__Your objective__: Below is a block of records; return all of them exactly, but without the images.

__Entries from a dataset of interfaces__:

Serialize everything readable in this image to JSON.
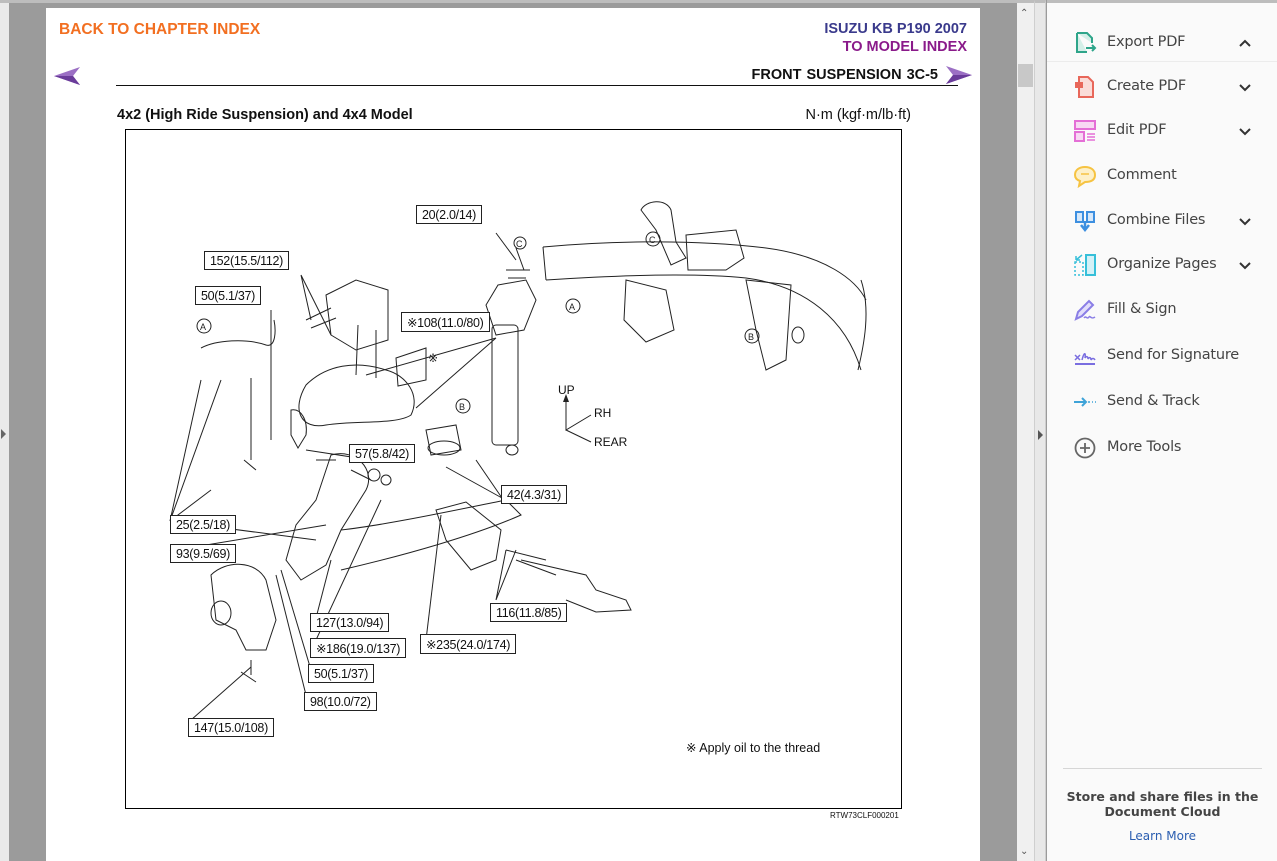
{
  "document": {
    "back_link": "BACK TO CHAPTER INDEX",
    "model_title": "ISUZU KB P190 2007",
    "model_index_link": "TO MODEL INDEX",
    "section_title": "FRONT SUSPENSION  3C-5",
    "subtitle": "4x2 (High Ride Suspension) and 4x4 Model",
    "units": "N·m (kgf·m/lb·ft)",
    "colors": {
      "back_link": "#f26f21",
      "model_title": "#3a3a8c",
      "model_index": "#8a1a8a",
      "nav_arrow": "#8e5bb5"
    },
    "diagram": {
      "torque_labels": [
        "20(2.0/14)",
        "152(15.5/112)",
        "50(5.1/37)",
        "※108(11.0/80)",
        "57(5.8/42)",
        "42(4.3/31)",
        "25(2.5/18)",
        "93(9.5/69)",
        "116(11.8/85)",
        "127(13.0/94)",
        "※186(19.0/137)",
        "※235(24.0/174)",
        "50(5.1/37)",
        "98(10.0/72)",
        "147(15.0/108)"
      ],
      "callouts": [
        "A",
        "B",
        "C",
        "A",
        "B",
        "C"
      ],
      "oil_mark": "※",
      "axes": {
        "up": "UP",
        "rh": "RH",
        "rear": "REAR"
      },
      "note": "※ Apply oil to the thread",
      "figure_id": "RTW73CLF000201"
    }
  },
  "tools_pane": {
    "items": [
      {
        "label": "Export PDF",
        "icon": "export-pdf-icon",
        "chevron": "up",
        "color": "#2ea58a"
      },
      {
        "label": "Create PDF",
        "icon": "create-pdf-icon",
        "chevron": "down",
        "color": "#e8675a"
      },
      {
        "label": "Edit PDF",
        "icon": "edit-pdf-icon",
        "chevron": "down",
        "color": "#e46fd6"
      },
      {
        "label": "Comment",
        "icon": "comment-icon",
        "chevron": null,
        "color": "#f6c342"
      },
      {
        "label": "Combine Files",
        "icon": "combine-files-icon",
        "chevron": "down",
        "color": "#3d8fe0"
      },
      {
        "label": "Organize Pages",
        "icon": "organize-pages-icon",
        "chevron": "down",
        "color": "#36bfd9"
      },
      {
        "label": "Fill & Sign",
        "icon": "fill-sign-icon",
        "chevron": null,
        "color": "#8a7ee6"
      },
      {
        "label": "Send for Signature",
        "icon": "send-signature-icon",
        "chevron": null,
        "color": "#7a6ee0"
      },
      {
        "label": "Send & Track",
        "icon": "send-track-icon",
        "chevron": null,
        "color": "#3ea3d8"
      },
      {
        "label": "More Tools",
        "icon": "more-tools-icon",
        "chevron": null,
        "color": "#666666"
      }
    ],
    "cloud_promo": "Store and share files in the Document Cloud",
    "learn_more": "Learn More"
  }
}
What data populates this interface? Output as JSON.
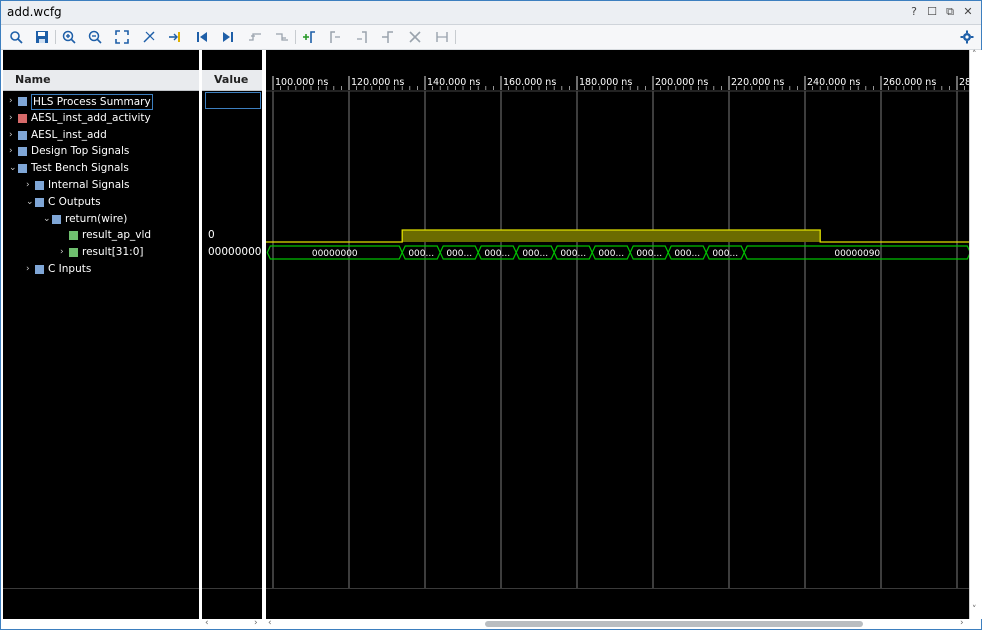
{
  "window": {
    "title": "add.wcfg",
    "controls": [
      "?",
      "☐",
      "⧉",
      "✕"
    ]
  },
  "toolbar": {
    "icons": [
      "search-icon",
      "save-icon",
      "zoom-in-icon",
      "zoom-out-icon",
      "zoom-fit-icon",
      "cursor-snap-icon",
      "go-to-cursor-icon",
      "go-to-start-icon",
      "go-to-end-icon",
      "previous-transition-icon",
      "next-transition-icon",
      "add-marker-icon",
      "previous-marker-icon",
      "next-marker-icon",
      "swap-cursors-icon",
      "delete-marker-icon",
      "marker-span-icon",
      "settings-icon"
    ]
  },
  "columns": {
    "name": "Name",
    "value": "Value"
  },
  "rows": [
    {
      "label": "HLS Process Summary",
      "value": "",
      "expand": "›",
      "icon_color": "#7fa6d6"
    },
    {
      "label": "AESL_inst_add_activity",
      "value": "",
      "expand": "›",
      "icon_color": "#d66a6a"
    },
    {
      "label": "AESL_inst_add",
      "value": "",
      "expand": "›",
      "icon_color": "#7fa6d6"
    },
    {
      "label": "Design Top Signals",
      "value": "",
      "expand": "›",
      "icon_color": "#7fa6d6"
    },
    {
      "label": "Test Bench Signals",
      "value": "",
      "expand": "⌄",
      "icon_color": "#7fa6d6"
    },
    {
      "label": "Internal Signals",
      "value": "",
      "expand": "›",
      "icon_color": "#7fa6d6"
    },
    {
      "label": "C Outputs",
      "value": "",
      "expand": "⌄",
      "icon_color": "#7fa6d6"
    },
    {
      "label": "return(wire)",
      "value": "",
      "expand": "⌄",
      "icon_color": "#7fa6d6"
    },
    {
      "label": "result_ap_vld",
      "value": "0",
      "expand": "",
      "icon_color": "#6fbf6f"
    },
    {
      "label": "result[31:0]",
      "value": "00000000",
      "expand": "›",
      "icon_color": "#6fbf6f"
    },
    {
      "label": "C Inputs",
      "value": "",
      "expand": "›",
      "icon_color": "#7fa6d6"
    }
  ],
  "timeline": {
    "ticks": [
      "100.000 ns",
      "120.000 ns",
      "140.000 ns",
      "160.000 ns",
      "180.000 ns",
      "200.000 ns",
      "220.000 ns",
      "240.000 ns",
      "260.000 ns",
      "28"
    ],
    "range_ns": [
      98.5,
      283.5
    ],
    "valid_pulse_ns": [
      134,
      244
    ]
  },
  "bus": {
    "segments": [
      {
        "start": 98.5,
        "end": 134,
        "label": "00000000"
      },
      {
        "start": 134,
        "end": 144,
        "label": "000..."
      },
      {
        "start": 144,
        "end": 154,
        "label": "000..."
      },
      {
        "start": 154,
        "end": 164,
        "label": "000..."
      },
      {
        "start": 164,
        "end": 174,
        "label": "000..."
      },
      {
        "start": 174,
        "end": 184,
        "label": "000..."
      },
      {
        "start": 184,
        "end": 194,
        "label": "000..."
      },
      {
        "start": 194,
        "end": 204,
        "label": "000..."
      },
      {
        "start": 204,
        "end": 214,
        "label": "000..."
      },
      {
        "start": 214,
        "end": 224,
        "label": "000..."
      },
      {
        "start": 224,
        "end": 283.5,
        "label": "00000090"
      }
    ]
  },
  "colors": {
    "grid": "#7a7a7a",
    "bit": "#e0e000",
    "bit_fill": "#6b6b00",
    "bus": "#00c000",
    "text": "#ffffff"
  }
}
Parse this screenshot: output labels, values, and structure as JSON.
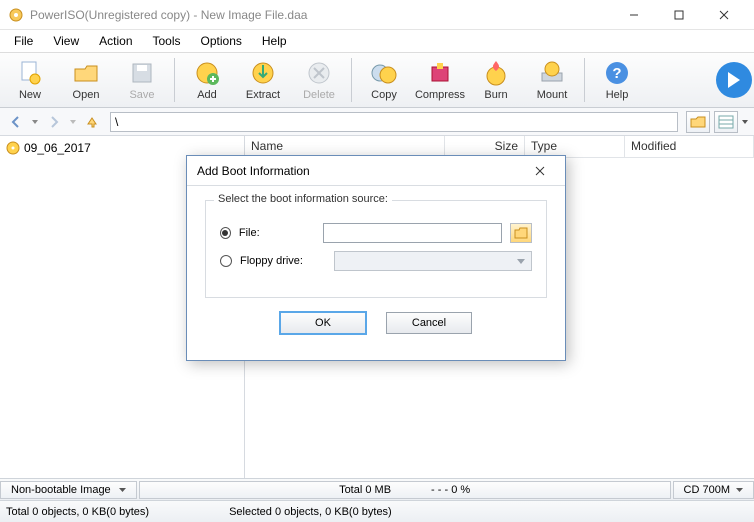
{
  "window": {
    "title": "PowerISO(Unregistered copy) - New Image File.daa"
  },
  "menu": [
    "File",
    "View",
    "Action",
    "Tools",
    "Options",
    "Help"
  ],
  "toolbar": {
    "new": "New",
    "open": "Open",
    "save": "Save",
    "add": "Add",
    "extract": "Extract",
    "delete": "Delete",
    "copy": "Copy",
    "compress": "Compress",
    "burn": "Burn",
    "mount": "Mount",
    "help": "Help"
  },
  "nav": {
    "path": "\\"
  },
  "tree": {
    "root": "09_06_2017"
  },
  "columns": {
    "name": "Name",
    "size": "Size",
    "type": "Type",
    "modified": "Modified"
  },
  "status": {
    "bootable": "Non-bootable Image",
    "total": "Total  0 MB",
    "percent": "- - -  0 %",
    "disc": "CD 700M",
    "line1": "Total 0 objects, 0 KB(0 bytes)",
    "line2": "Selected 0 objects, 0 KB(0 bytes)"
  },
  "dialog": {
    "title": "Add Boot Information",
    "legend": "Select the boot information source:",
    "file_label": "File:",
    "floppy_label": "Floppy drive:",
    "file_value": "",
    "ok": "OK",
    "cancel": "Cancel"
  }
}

__Expected output__:
Serialize everything readable in this image to JSON.
{
  "document": {
    "back_link": "BACK TO CHAPTER INDEX",
    "model_title": "ISUZU KB P190 2007",
    "model_index_link": "TO MODEL INDEX",
    "section_title": "FRONT SUSPENSION  3C-5",
    "subtitle": "4x2 (High Ride Suspension) and 4x4 Model",
    "units": "N·m (kgf·m/lb·ft)",
    "colors": {
      "back_link": "#f26f21",
      "model_title": "#3a3a8c",
      "model_index": "#8a1a8a",
      "nav_arrow": "#8e5bb5"
    },
    "diagram": {
      "torque_labels": [
        "20(2.0/14)",
        "152(15.5/112)",
        "50(5.1/37)",
        "※108(11.0/80)",
        "57(5.8/42)",
        "42(4.3/31)",
        "25(2.5/18)",
        "93(9.5/69)",
        "116(11.8/85)",
        "127(13.0/94)",
        "※186(19.0/137)",
        "※235(24.0/174)",
        "50(5.1/37)",
        "98(10.0/72)",
        "147(15.0/108)"
      ],
      "callouts": [
        "A",
        "B",
        "C",
        "A",
        "B",
        "C"
      ],
      "oil_mark": "※",
      "axes": {
        "up": "UP",
        "rh": "RH",
        "rear": "REAR"
      },
      "note": "※ Apply oil to the thread",
      "figure_id": "RTW73CLF000201"
    }
  },
  "tools_pane": {
    "items": [
      {
        "label": "Export PDF",
        "icon": "export-pdf-icon",
        "chevron": "up",
        "color": "#2ea58a"
      },
      {
        "label": "Create PDF",
        "icon": "create-pdf-icon",
        "chevron": "down",
        "color": "#e8675a"
      },
      {
        "label": "Edit PDF",
        "icon": "edit-pdf-icon",
        "chevron": "down",
        "color": "#e46fd6"
      },
      {
        "label": "Comment",
        "icon": "comment-icon",
        "chevron": null,
        "color": "#f6c342"
      },
      {
        "label": "Combine Files",
        "icon": "combine-files-icon",
        "chevron": "down",
        "color": "#3d8fe0"
      },
      {
        "label": "Organize Pages",
        "icon": "organize-pages-icon",
        "chevron": "down",
        "color": "#36bfd9"
      },
      {
        "label": "Fill & Sign",
        "icon": "fill-sign-icon",
        "chevron": null,
        "color": "#8a7ee6"
      },
      {
        "label": "Send for Signature",
        "icon": "send-signature-icon",
        "chevron": null,
        "color": "#7a6ee0"
      },
      {
        "label": "Send & Track",
        "icon": "send-track-icon",
        "chevron": null,
        "color": "#3ea3d8"
      },
      {
        "label": "More Tools",
        "icon": "more-tools-icon",
        "chevron": null,
        "color": "#666666"
      }
    ],
    "cloud_promo": "Store and share files in the Document Cloud",
    "learn_more": "Learn More"
  }
}
What data populates this interface? Output as JSON.
{
  "window": {
    "title": "add.wcfg",
    "controls": [
      "?",
      "☐",
      "⧉",
      "✕"
    ]
  },
  "toolbar": {
    "icons": [
      "search-icon",
      "save-icon",
      "zoom-in-icon",
      "zoom-out-icon",
      "zoom-fit-icon",
      "cursor-snap-icon",
      "go-to-cursor-icon",
      "go-to-start-icon",
      "go-to-end-icon",
      "previous-transition-icon",
      "next-transition-icon",
      "add-marker-icon",
      "previous-marker-icon",
      "next-marker-icon",
      "swap-cursors-icon",
      "delete-marker-icon",
      "marker-span-icon",
      "settings-icon"
    ]
  },
  "columns": {
    "name": "Name",
    "value": "Value"
  },
  "rows": [
    {
      "label": "HLS Process Summary",
      "value": "",
      "expand": "›",
      "icon_color": "#7fa6d6"
    },
    {
      "label": "AESL_inst_add_activity",
      "value": "",
      "expand": "›",
      "icon_color": "#d66a6a"
    },
    {
      "label": "AESL_inst_add",
      "value": "",
      "expand": "›",
      "icon_color": "#7fa6d6"
    },
    {
      "label": "Design Top Signals",
      "value": "",
      "expand": "›",
      "icon_color": "#7fa6d6"
    },
    {
      "label": "Test Bench Signals",
      "value": "",
      "expand": "⌄",
      "icon_color": "#7fa6d6"
    },
    {
      "label": "Internal Signals",
      "value": "",
      "expand": "›",
      "icon_color": "#7fa6d6"
    },
    {
      "label": "C Outputs",
      "value": "",
      "expand": "⌄",
      "icon_color": "#7fa6d6"
    },
    {
      "label": "return(wire)",
      "value": "",
      "expand": "⌄",
      "icon_color": "#7fa6d6"
    },
    {
      "label": "result_ap_vld",
      "value": "0",
      "expand": "",
      "icon_color": "#6fbf6f"
    },
    {
      "label": "result[31:0]",
      "value": "00000000",
      "expand": "›",
      "icon_color": "#6fbf6f"
    },
    {
      "label": "C Inputs",
      "value": "",
      "expand": "›",
      "icon_color": "#7fa6d6"
    }
  ],
  "timeline": {
    "ticks": [
      "100.000 ns",
      "120.000 ns",
      "140.000 ns",
      "160.000 ns",
      "180.000 ns",
      "200.000 ns",
      "220.000 ns",
      "240.000 ns",
      "260.000 ns",
      "28"
    ],
    "range_ns": [
      98.5,
      283.5
    ],
    "valid_pulse_ns": [
      134,
      244
    ]
  },
  "bus": {
    "segments": [
      {
        "start": 98.5,
        "end": 134,
        "label": "00000000"
      },
      {
        "start": 134,
        "end": 144,
        "label": "000..."
      },
      {
        "start": 144,
        "end": 154,
        "label": "000..."
      },
      {
        "start": 154,
        "end": 164,
        "label": "000..."
      },
      {
        "start": 164,
        "end": 174,
        "label": "000..."
      },
      {
        "start": 174,
        "end": 184,
        "label": "000..."
      },
      {
        "start": 184,
        "end": 194,
        "label": "000..."
      },
      {
        "start": 194,
        "end": 204,
        "label": "000..."
      },
      {
        "start": 204,
        "end": 214,
        "label": "000..."
      },
      {
        "start": 214,
        "end": 224,
        "label": "000..."
      },
      {
        "start": 224,
        "end": 283.5,
        "label": "00000090"
      }
    ]
  },
  "colors": {
    "grid": "#7a7a7a",
    "bit": "#e0e000",
    "bit_fill": "#6b6b00",
    "bus": "#00c000",
    "text": "#ffffff"
  }
}
Parse this screenshot: output labels, values, and structure as JSON.
{
  "window": {
    "title": "PowerISO(Unregistered copy) - New Image File.daa"
  },
  "menu": [
    "File",
    "View",
    "Action",
    "Tools",
    "Options",
    "Help"
  ],
  "toolbar": {
    "new": "New",
    "open": "Open",
    "save": "Save",
    "add": "Add",
    "extract": "Extract",
    "delete": "Delete",
    "copy": "Copy",
    "compress": "Compress",
    "burn": "Burn",
    "mount": "Mount",
    "help": "Help"
  },
  "nav": {
    "path": "\\"
  },
  "tree": {
    "root": "09_06_2017"
  },
  "columns": {
    "name": "Name",
    "size": "Size",
    "type": "Type",
    "modified": "Modified"
  },
  "status": {
    "bootable": "Non-bootable Image",
    "total": "Total  0 MB",
    "percent": "- - -  0 %",
    "disc": "CD 700M",
    "line1": "Total 0 objects, 0 KB(0 bytes)",
    "line2": "Selected 0 objects, 0 KB(0 bytes)"
  },
  "dialog": {
    "title": "Add Boot Information",
    "legend": "Select the boot information source:",
    "file_label": "File:",
    "floppy_label": "Floppy drive:",
    "file_value": "",
    "ok": "OK",
    "cancel": "Cancel"
  }
}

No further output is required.